Sindhu’s victory also brings laurels to the Gopichand Badminton Academy, which has been relentless in its efforts to raise the standards of Indian Badminton. Leaving cricket aside, funding and sponsoring other major sports in India is extremely difficult, if not impossible. Finding and nurturing talents requires plenty of dedication and, of course, huge sums of money. In this context the single-minded devotion of India’s former badminton star, Pullela Gopichand is extremely commendable and praiseworthy.  At the age of 28, which, by no means, is an old age, Gopichand began setting up his now famous Badminton Academy in the Gachibowli area in the city of Hyderabad.

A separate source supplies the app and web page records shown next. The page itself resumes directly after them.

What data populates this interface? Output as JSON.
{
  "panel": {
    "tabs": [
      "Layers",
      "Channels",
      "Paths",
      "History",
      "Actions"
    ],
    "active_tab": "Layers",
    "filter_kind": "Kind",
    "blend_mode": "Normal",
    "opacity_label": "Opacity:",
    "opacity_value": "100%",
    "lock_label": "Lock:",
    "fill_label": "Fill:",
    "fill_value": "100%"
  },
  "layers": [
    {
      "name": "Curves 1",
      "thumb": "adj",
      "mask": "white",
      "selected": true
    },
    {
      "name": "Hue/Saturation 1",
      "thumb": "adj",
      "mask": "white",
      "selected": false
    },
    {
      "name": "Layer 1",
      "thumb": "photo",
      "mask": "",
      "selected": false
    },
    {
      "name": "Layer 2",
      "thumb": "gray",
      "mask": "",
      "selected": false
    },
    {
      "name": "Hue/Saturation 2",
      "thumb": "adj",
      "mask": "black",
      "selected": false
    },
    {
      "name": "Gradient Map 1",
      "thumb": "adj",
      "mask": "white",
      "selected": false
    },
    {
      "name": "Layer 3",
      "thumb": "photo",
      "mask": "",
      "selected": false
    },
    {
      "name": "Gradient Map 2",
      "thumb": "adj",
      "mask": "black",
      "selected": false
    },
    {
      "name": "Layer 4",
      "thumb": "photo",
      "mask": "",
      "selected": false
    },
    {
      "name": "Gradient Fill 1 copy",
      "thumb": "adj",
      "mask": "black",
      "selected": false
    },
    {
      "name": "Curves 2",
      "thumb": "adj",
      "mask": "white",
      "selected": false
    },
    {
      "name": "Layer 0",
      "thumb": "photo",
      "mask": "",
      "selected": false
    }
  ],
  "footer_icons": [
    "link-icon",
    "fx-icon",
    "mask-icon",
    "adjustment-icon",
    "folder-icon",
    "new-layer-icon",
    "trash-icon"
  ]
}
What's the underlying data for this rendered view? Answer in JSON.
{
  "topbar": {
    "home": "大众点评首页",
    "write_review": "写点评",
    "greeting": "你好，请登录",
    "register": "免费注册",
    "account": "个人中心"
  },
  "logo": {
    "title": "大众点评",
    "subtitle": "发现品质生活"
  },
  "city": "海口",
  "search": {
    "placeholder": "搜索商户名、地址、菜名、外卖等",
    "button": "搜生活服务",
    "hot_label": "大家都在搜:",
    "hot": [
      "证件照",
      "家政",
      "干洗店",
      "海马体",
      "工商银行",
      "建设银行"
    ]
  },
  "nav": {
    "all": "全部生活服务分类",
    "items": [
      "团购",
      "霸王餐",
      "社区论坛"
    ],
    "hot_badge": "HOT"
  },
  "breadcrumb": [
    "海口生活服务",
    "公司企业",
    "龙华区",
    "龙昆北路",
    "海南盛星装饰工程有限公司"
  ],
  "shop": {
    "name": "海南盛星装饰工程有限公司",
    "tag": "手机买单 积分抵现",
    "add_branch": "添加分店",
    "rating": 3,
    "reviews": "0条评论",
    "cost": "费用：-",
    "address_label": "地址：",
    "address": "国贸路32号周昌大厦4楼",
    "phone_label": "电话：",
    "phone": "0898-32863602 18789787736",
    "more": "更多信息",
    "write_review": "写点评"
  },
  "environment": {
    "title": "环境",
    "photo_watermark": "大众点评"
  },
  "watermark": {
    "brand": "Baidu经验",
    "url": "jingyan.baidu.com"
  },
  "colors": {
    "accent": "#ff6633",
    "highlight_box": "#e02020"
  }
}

Most of the current world famous Indian shuttlers have been trained by Gopichand and they are all thankful for their trainer’s undying spirit and focused devotion. Other than PV Sindhu, the academy has also been instrumental in training world-ranked badminton stars like Saina Nehwal, P Kashyap, Sai Praneeth and Gurusai Datt.

While PV Sindhu is the current rising star of the Badminton world, another rare gem from the Gopichand Academy is Saina Nehwal, who owes her tremendous success to the regulations and discipline that prevails in the academy. Gopichand knew that the sport was literally monopolized by a string of Chinese players, who undergo serious and rigorous grind under no-nonsense trainers in China. While he could not replicate everything that exists in Chinese academies, he has still been able to create a training center, where shuttlers have to undergo a disciplined and hardworking regime. Sindhu’s impressive performance at her age reflects the ingrained virtues, imbibed in the academy.

Sindhu made news in August this year with a bronze medal at the world championships in Guangzhou. Fearing that she will invite comparison with Saina Nehwal, Gopichand told media that such comparison is very unfair. Saina is 23 and has already won 16 major international titles. Sindhu is just 18 and this is merely a start for her. While both girls are gifted with an aggressive game, there are some small differences. Nehwal is 23 and her tremendous focus on the game has helped her create a niche for herself. She has also won an Olympic bronze for the country at the London Olympics. However, Nehwal is just 5’6” in height. In contrast, Sindhu stands 6’ tall and she is just 18. If she works as hard as Nehwal did, with a single-minded focus, Sindhu can scale new heights. Gopichand will be a proud man, if such a thing could happen.